▸ **Items from an interface collection**
———

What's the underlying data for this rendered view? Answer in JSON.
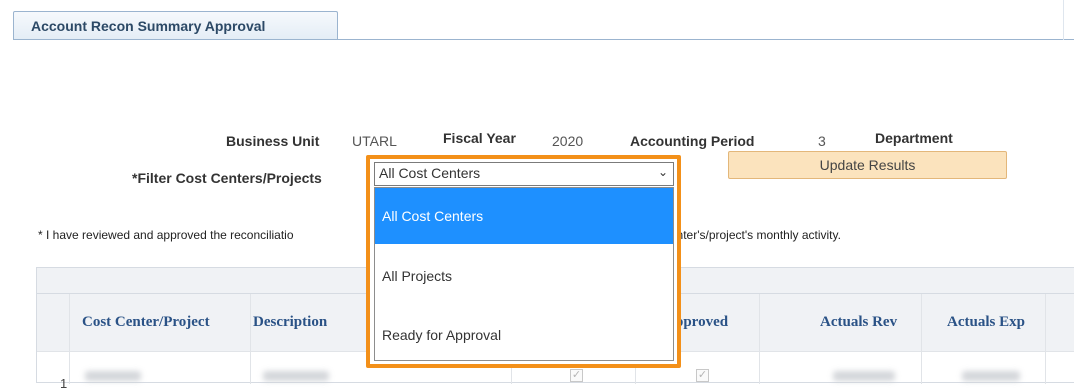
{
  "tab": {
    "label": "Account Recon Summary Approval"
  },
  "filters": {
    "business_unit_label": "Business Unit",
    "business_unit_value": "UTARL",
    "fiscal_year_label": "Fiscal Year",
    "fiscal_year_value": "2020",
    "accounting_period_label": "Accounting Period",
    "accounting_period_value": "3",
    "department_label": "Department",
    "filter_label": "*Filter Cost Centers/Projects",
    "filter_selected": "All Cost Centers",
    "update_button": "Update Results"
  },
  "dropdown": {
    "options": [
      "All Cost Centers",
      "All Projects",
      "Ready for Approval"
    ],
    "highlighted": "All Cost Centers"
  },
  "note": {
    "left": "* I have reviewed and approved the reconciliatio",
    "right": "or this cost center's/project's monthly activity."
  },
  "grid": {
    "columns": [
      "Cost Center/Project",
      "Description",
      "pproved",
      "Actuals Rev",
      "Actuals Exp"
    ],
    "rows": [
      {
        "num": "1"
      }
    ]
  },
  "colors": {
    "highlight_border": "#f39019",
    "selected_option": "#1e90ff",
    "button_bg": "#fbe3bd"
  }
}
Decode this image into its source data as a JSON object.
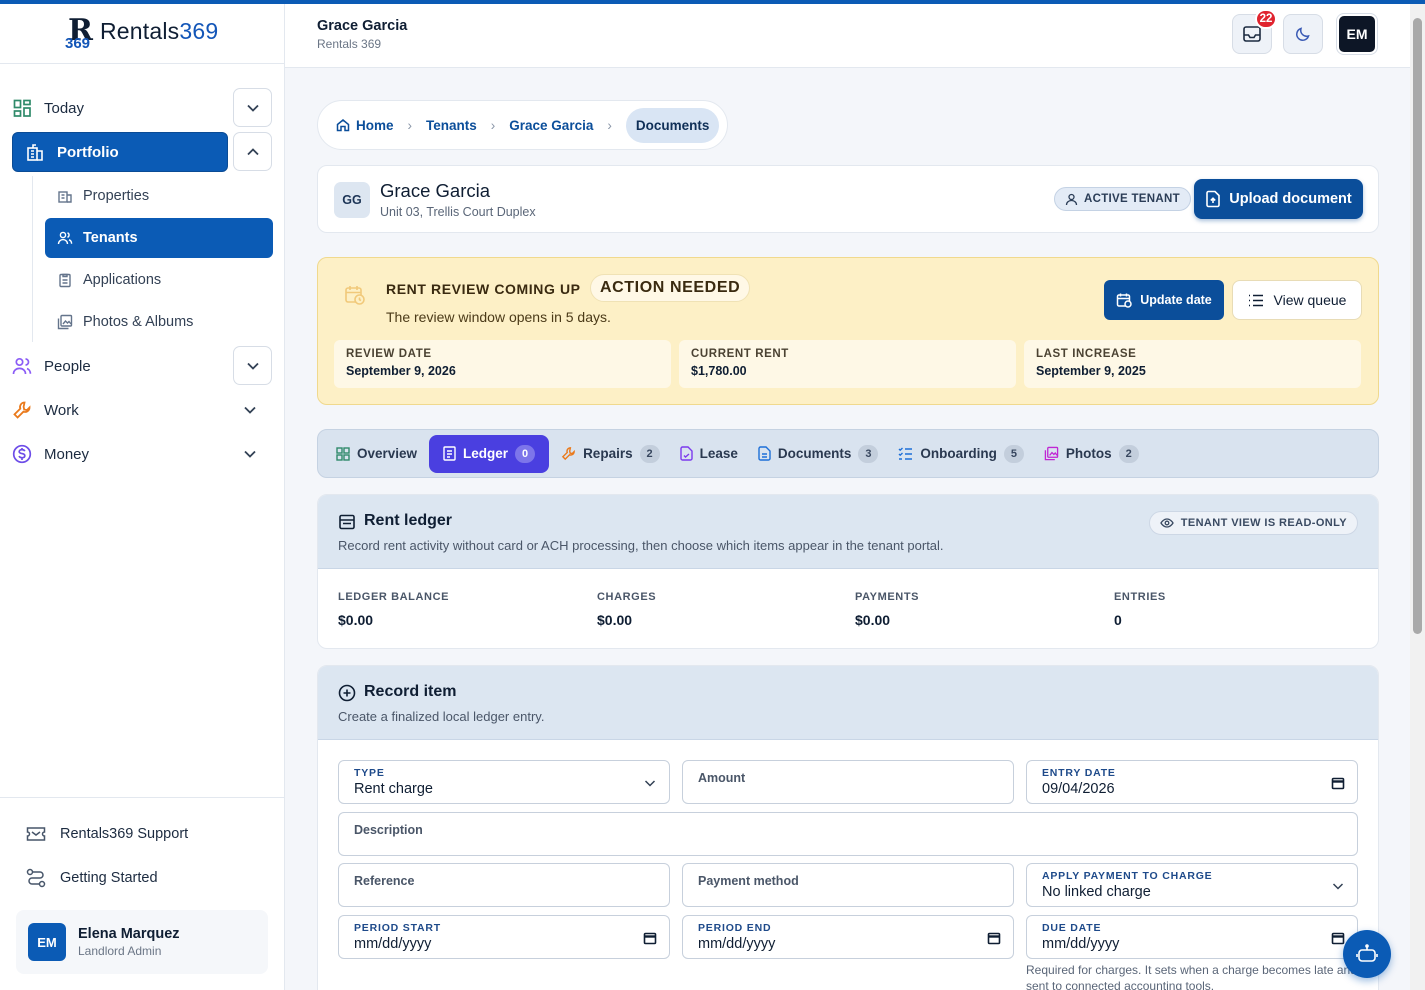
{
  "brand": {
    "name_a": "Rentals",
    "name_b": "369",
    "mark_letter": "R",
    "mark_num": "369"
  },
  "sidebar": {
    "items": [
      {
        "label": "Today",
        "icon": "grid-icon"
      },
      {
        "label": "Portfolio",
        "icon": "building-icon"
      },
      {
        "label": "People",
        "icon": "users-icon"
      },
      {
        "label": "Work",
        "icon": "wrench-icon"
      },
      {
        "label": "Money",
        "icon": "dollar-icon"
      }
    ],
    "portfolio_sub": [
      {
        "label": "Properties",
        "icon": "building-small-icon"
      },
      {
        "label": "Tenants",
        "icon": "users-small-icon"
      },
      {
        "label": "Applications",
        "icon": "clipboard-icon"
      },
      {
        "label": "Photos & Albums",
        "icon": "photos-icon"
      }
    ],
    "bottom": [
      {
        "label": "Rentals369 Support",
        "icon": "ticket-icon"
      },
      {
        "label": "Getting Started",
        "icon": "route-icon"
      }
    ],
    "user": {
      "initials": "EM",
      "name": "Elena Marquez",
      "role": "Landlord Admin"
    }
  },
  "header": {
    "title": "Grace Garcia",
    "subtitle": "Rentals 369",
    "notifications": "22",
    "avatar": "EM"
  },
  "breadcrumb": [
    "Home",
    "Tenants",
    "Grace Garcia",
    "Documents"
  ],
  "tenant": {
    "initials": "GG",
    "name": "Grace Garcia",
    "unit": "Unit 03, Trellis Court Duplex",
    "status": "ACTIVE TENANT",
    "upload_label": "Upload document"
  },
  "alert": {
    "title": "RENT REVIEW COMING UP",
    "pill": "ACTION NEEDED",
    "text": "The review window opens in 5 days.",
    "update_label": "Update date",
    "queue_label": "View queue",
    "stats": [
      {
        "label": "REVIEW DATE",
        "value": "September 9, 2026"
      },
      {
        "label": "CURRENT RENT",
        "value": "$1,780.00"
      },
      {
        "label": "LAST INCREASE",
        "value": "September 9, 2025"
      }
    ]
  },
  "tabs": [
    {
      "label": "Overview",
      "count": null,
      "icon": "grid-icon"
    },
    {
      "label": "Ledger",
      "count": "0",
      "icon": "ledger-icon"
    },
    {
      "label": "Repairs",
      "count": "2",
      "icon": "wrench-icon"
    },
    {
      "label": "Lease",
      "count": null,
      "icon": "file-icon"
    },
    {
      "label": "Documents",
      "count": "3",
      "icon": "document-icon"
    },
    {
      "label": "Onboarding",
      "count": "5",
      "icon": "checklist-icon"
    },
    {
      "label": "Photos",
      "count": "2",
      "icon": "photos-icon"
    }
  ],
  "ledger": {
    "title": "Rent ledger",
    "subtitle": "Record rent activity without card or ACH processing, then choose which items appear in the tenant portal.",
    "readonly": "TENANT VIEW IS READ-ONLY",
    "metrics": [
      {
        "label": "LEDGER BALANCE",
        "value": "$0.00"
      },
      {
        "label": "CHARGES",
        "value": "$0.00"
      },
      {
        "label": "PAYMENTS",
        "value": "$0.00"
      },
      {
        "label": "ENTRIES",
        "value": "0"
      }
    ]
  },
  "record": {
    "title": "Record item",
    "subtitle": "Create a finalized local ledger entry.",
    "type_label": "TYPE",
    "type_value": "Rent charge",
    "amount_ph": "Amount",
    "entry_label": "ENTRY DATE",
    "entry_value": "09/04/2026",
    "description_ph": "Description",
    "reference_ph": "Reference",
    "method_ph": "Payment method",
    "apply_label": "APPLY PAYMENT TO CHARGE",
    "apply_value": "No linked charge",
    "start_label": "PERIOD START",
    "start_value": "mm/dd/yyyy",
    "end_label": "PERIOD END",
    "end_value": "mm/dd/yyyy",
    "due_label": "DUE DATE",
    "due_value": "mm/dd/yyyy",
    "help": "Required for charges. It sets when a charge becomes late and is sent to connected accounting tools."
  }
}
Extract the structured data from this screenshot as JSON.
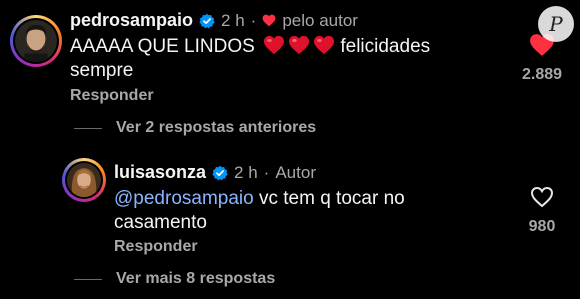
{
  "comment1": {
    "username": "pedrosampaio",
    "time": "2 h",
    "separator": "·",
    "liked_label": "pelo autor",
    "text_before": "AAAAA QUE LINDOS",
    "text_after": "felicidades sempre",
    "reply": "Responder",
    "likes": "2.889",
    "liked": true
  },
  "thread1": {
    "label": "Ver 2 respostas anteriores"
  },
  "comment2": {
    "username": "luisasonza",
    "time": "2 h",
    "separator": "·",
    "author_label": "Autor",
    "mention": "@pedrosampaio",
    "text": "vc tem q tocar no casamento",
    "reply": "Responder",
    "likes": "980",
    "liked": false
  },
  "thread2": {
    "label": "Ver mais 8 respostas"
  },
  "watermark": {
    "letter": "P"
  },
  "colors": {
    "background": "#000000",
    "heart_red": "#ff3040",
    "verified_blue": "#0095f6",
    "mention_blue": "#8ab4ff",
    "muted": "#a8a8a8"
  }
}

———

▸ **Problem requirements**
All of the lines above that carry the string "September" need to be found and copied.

▸ **Written response**
        "value": "September 9, 2026"
        "value": "September 9, 2025"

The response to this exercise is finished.